The Joint Chiefs said the missiles were fired eastward from South Hamgyong Province on the country's easy coast. Officials will continue to monitor the area "in case of additional launches," the JCS stated in a release.
South Korea's Defense Minister noted the weapons were of a type not previously seen.
A spokesperson for the US State Department informed the South Korean news agency that US officials "are aware of reports of a missile launch from North Korea" and that the matter is being monitored. However, the Japanese Ministry of Defense said no ballistic missiles had reached its territory or exclusive economic zone.
Another missile test not even a week ago, on July 25, saw DPRK fire two short-range ballistic missiles into the Sea of Japan from near Wonsan, to the south of Wednesday's test.
Following the Thursday test, US President Donald Trump said he was "not at all" worried, since his "relationship is very good with" North Korean leader Kim Jong Un. Pyongyang said the test was a message to the South to abandon its new weapons programs and shut down scheduled war games with the United States.

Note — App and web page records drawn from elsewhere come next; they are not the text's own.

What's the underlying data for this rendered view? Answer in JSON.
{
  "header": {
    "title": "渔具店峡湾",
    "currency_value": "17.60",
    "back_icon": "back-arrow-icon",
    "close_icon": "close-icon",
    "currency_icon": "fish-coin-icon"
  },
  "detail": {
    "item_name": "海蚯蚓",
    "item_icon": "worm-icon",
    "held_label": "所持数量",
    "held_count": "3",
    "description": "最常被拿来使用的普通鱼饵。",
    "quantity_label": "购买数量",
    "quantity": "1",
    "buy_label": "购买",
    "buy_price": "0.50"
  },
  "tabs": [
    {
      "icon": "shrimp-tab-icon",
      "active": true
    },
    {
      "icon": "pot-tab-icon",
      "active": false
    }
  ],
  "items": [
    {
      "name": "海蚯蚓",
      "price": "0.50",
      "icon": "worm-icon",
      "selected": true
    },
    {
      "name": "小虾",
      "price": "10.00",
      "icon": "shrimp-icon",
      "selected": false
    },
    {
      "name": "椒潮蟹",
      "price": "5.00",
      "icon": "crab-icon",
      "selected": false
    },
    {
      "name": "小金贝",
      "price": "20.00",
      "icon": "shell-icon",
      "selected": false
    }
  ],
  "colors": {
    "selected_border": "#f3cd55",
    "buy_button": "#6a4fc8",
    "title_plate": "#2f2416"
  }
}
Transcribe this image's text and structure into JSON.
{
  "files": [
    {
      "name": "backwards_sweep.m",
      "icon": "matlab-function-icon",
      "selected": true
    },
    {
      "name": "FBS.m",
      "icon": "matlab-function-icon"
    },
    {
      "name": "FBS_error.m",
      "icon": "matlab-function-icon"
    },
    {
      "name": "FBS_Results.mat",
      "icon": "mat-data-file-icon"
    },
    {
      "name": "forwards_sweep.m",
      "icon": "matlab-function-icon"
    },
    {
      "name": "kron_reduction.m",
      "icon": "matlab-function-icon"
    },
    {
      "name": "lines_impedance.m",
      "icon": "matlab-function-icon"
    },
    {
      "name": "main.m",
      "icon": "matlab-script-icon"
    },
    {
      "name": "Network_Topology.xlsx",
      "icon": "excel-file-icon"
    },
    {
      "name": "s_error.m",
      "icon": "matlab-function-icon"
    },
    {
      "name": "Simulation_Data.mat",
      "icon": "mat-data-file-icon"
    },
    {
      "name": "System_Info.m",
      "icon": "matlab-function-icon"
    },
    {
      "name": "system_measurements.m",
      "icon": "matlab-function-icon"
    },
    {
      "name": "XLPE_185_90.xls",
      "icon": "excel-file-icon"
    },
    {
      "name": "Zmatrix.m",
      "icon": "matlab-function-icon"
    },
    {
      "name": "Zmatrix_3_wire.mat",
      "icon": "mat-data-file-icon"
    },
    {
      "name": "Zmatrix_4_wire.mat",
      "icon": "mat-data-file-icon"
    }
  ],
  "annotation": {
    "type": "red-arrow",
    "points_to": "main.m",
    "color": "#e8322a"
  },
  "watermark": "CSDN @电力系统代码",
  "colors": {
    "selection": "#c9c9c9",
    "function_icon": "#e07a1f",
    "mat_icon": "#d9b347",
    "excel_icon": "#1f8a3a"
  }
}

Earlier this year, Pyongyang resumed missile tests following a moratorium of over a year, as negotiations with Washington over disarmament and denuclearization stalled amid refusals to lower sanctions against the socialist country. Still, Kim has signaled a willingness to return to the negotiation table, even while sending the parallel message that he's unwilling to give up his country's only guarantee of safety without substantial movement from the US toward reconciliation and a mutual defusing of tensions on the peninsula.